### Dataset records
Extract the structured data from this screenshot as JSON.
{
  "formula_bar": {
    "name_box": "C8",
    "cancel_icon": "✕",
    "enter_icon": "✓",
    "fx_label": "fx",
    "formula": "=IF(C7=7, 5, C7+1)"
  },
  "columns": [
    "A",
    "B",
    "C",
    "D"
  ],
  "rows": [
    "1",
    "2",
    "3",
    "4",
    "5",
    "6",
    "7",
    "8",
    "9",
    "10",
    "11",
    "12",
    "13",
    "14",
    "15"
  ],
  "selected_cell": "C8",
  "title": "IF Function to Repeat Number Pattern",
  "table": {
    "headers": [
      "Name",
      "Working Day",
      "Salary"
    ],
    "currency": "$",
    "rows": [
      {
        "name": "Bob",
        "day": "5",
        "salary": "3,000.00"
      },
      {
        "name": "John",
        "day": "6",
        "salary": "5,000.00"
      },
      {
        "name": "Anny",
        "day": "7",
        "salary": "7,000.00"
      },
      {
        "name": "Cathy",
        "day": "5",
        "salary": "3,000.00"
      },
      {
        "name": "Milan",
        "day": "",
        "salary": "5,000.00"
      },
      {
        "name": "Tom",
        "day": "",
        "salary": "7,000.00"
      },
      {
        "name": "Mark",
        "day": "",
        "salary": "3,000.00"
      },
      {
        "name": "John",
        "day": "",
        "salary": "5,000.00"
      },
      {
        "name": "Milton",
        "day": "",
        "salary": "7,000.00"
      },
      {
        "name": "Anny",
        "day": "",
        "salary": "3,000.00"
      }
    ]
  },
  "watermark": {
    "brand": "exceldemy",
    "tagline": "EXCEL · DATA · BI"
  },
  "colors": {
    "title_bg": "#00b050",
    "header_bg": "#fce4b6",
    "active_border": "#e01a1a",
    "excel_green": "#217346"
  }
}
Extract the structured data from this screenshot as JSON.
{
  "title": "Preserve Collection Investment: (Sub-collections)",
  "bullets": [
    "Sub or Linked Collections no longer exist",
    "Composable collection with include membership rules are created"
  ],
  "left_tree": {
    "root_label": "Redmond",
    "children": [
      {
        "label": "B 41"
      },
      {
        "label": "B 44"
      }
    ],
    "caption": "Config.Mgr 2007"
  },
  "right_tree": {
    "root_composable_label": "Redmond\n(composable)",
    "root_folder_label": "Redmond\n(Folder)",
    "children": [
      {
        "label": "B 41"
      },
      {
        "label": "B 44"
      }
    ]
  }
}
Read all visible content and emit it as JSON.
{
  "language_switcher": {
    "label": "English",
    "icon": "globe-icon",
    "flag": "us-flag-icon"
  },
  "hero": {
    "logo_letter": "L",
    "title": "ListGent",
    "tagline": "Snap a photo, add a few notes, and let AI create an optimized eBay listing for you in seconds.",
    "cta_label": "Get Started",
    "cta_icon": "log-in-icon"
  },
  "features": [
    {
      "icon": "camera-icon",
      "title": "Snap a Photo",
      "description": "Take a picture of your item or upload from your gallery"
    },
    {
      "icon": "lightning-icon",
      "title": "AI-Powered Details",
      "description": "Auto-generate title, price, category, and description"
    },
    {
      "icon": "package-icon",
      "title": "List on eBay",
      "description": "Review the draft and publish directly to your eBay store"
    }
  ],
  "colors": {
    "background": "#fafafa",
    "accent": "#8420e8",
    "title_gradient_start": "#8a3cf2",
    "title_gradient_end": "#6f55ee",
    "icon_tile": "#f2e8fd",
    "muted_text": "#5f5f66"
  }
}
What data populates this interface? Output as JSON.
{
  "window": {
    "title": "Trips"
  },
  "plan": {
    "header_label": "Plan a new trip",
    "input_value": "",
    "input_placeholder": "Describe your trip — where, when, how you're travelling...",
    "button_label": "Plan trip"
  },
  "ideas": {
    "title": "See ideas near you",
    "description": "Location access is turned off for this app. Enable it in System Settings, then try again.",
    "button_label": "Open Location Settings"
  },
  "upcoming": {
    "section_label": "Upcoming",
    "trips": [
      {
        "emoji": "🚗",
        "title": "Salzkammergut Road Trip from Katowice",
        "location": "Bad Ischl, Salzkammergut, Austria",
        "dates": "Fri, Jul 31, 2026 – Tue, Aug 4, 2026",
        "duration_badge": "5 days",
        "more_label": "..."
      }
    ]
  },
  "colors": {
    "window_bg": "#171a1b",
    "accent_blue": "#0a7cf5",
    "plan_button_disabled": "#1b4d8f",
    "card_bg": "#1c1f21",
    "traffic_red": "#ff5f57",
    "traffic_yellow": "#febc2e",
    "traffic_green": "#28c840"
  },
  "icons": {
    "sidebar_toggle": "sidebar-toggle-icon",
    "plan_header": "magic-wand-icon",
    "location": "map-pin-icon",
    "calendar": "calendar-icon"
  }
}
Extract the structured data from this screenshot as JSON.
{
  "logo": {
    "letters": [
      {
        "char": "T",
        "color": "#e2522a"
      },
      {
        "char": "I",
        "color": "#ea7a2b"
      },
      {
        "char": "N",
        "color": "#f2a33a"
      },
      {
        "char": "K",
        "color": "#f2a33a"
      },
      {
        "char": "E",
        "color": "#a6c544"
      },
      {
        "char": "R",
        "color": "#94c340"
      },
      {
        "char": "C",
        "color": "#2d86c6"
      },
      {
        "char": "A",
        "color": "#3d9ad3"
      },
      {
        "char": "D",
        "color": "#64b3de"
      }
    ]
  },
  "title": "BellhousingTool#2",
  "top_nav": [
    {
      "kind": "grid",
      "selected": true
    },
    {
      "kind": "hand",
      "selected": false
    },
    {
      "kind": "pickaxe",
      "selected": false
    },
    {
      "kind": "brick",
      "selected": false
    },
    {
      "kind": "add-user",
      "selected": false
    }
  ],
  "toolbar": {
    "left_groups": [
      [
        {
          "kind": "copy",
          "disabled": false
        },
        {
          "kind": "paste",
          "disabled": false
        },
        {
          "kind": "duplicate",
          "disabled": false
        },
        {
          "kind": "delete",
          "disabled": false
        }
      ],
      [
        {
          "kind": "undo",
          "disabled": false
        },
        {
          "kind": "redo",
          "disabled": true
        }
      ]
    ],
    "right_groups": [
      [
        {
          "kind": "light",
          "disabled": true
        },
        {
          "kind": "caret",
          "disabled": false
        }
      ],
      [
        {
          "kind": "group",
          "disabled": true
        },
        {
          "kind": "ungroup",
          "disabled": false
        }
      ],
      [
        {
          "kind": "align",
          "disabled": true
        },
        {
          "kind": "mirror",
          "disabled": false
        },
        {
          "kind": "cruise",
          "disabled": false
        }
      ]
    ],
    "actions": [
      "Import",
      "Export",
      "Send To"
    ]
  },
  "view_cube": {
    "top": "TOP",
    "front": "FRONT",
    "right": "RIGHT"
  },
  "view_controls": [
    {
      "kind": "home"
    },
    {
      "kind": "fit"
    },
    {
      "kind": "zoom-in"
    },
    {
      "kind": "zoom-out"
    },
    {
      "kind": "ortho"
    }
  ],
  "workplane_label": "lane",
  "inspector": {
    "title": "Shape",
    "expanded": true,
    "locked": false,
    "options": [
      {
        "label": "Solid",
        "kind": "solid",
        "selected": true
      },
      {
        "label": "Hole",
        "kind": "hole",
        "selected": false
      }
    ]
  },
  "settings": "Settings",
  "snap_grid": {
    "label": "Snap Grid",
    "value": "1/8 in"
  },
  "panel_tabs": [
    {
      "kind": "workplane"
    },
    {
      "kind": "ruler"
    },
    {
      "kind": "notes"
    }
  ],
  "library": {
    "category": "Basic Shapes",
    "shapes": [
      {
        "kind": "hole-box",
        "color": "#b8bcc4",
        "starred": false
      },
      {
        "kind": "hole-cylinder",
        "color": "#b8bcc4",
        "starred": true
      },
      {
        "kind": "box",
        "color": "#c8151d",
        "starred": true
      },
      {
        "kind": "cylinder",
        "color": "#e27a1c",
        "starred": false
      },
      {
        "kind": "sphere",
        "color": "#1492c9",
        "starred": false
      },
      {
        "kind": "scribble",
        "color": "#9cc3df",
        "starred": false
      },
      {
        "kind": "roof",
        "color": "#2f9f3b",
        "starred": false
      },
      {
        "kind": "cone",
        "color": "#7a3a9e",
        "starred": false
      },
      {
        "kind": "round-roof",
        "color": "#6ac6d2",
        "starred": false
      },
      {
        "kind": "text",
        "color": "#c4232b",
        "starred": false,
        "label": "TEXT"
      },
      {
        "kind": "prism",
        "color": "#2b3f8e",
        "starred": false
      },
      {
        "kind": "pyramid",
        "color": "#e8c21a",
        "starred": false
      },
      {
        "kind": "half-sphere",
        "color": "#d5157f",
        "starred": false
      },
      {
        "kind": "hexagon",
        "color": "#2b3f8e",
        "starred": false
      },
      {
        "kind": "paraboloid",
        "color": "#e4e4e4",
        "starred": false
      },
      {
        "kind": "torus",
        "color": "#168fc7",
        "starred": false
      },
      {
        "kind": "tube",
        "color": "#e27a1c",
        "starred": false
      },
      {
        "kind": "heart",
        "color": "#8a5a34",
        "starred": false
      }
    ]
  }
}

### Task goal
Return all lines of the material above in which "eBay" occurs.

### Your response
    "tagline": "Snap a photo, add a few notes, and let AI create an optimized eBay listing for you in seconds.",
      "title": "List on eBay",
      "description": "Review the draft and publish directly to your eBay store"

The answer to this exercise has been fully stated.